VOTE BY INTERNET - www.proxyvote.com

Use the Internet to transmit your voting instructions and for electronic delivery of information up until 11:59 P.M. Eastern Time on April 20, 2009. Have your proxy card in hand when you access the web site and follow the instructions to obtain your records and to create an electronic voting instruction form.

    

 

ELECTRONIC DELIVERY OF FUTURE PROXY MATERIALS

If you would like to reduce the costs incurred by CenterPoint Energy, Inc. in mailing proxy materials, you can consent to receiving all future proxy statements, proxy cards and annual reports electronically via e-mail or the Internet. To sign up for electronic delivery, please follow the instructions above to vote using the Internet and, when prompted, indicate that you agree to receive or access proxy materials electronically in future years.

    

 

VOTE BY PHONE - 1-800-690-6903

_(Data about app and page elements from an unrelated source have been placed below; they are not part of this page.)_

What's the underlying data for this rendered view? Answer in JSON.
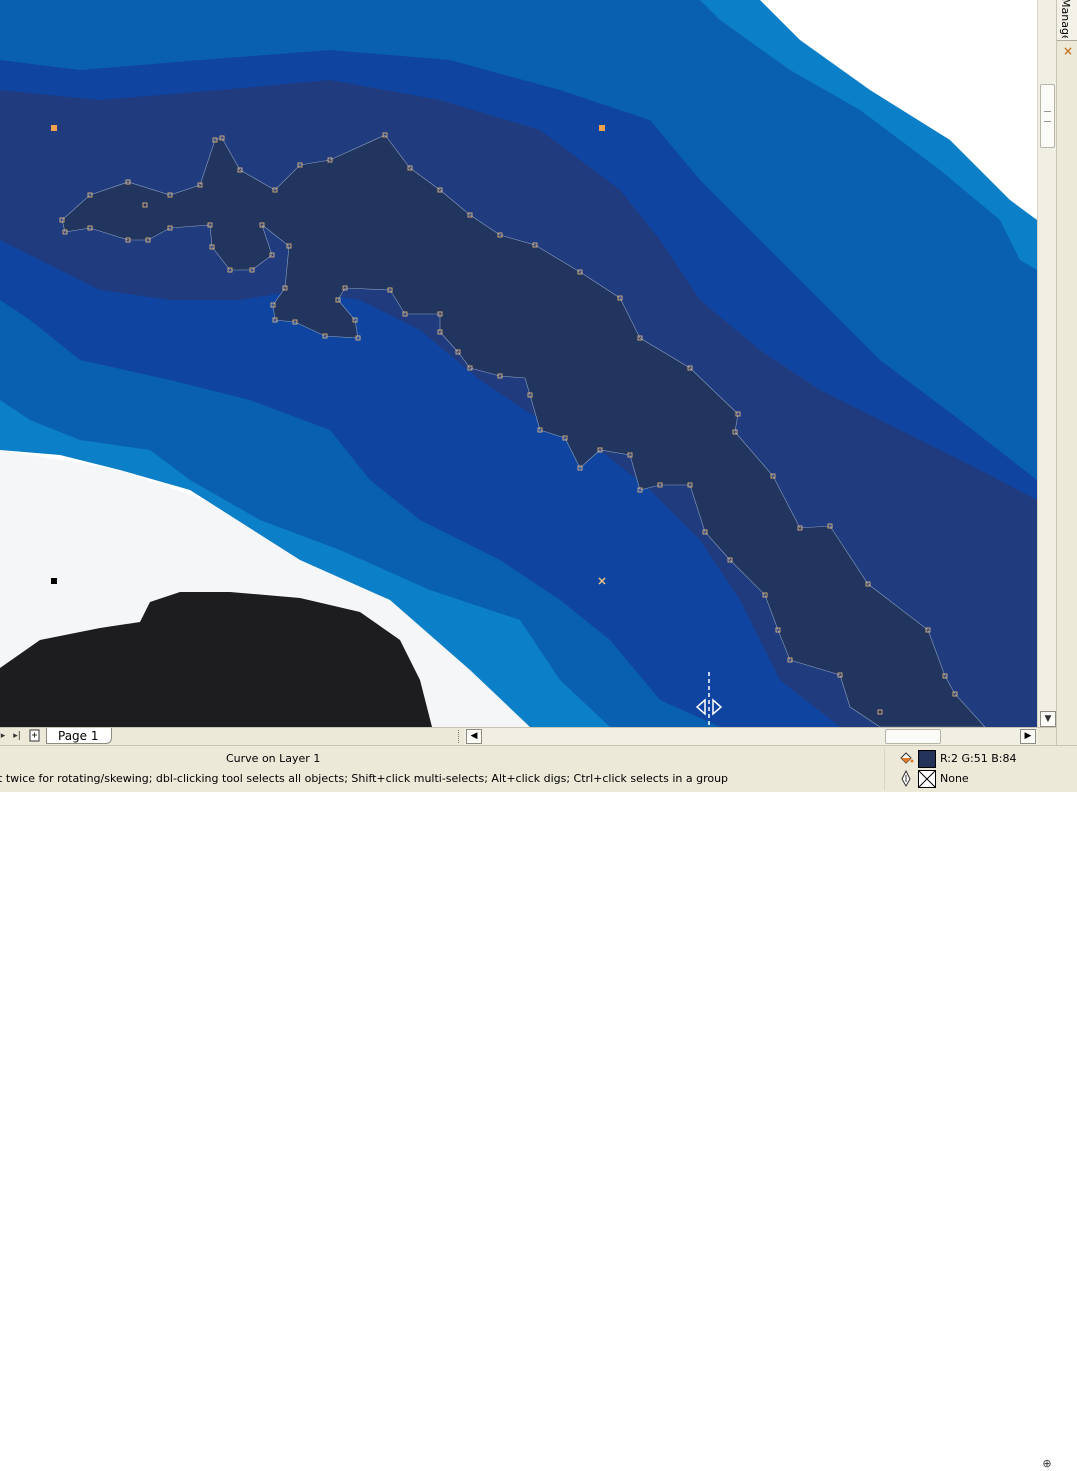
{
  "docker": {
    "tab_label": "Manager",
    "close_glyph": "×"
  },
  "canvas": {
    "colors": {
      "paper": "#f5f6f8",
      "light_blue": "#0b7fc8",
      "mid_blue": "#0a60b0",
      "blue": "#0f45a0",
      "navy": "#203b7e",
      "dark_navy": "#22355e",
      "black_shape": "#1d1d1f",
      "node": "#f1c282",
      "node_selected": "#f2a14f"
    },
    "cursor": "horizontal-skew-arrows"
  },
  "page_bar": {
    "page_tab_label": "Page 1",
    "nav_prev_icon": "prev-page-icon",
    "nav_last_icon": "last-page-icon",
    "add_page_icon": "add-page-icon"
  },
  "status": {
    "object_info": "Curve on Layer 1",
    "hint": "ct twice for rotating/skewing; dbl-clicking tool selects all objects; Shift+click multi-selects; Alt+click digs; Ctrl+click selects in a group",
    "fill_label": "R:2 G:51 B:84",
    "fill_color": "#223259",
    "outline_label": "None"
  }
}
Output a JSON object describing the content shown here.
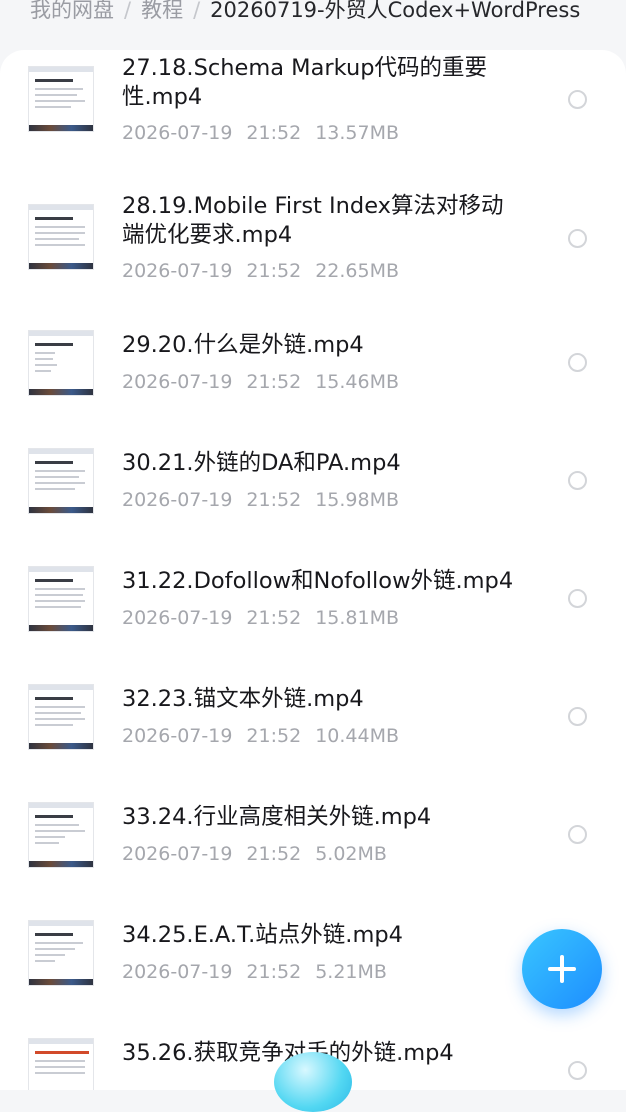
{
  "breadcrumb": {
    "items": [
      "我的网盘",
      "教程"
    ],
    "current": "20260719-外贸人Codex+WordPress"
  },
  "files": [
    {
      "name": "27.18.Schema Markup代码的重要性.mp4",
      "date": "2026-07-19",
      "time": "21:52",
      "size": "13.57MB"
    },
    {
      "name": "28.19.Mobile First Index算法对移动端优化要求.mp4",
      "date": "2026-07-19",
      "time": "21:52",
      "size": "22.65MB"
    },
    {
      "name": "29.20.什么是外链.mp4",
      "date": "2026-07-19",
      "time": "21:52",
      "size": "15.46MB"
    },
    {
      "name": "30.21.外链的DA和PA.mp4",
      "date": "2026-07-19",
      "time": "21:52",
      "size": "15.98MB"
    },
    {
      "name": "31.22.Dofollow和Nofollow外链.mp4",
      "date": "2026-07-19",
      "time": "21:52",
      "size": "15.81MB"
    },
    {
      "name": "32.23.锚文本外链.mp4",
      "date": "2026-07-19",
      "time": "21:52",
      "size": "10.44MB"
    },
    {
      "name": "33.24.行业高度相关外链.mp4",
      "date": "2026-07-19",
      "time": "21:52",
      "size": "5.02MB"
    },
    {
      "name": "34.25.E.A.T.站点外链.mp4",
      "date": "2026-07-19",
      "time": "21:52",
      "size": "5.21MB"
    },
    {
      "name": "35.26.获取竞争对手的外链.mp4",
      "date": "",
      "time": "",
      "size": ""
    }
  ],
  "icons": {
    "file_thumbnail": "video-thumbnail-icon",
    "select": "radio-circle-icon",
    "add": "plus-icon"
  },
  "colors": {
    "accent": "#1d8dff",
    "text_primary": "#18181c",
    "text_secondary": "#a5a7ad"
  }
}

Use any touch-tone telephone to transmit your voting instructions up until 11:59 P.M. Eastern Time on April 20, 2009. Have your proxy card in hand when you call and then follow the instructions.

    

 

VOTE BY MAIL

Mark, sign and date your proxy card and return it in the postage-paid envelope we have provided or return it to CenterPoint Energy, Inc., c/o Broadridge, 51 Mercedes Way, Edgewood, NY 11717.

 

 

TO VOTE, MARK BLOCKS BELOW IN BLUE OR BLACK INK AS FOLLOWS:

 

CNTRP3                KEEP THIS PORTION FOR YOUR RECORDS

 

THIS PROXY CARD IS VALID ONLY WHEN SIGNED AND DATED.

   DETACH AND RETURN THIS PORTION ONLY

 

 

CENTERPOINT ENERGY, INC.

                                         
                             LOGO     
      Vote on Directors                            
     

 

1.    Election of nominees for directors.

                           
     

 

The nominees for directors are:

   For    Against    Abstain      Vote on Proposals    For    Against    Abstain     
     

 

        1a.  Derrill Cody

    

 

¨

  

 

¨

  

 

¨

    

 

2.

  

 

Ratify the appointment of Deloitte & Touche LLP as independent auditors for 2009.

  

 

¨

  

 

¨

  

 

¨

    
     

 

        1b.  Michael P. Johnson

  

 

¨

  

 

¨

  

 

¨

    

 

3.

  

 

Approve the CenterPoint Energy, Inc. 2009 Long Term Incentive Plan.

  

 

¨

  

 

¨

  

 

¨

    
     

 

        1c.  David M. McClanahan

  

 

¨

  

 

¨

  

 

¨

    

 

     

 

        1d.  Robert T. O’Connell

  

 

¨

  

 

¨

  

 

¨

                     
     

 

        1e.  Susan O. Rheney

  

 

¨

  

 

¨

  

 

¨

                     
     

 

        1f.  Michael E. Shannon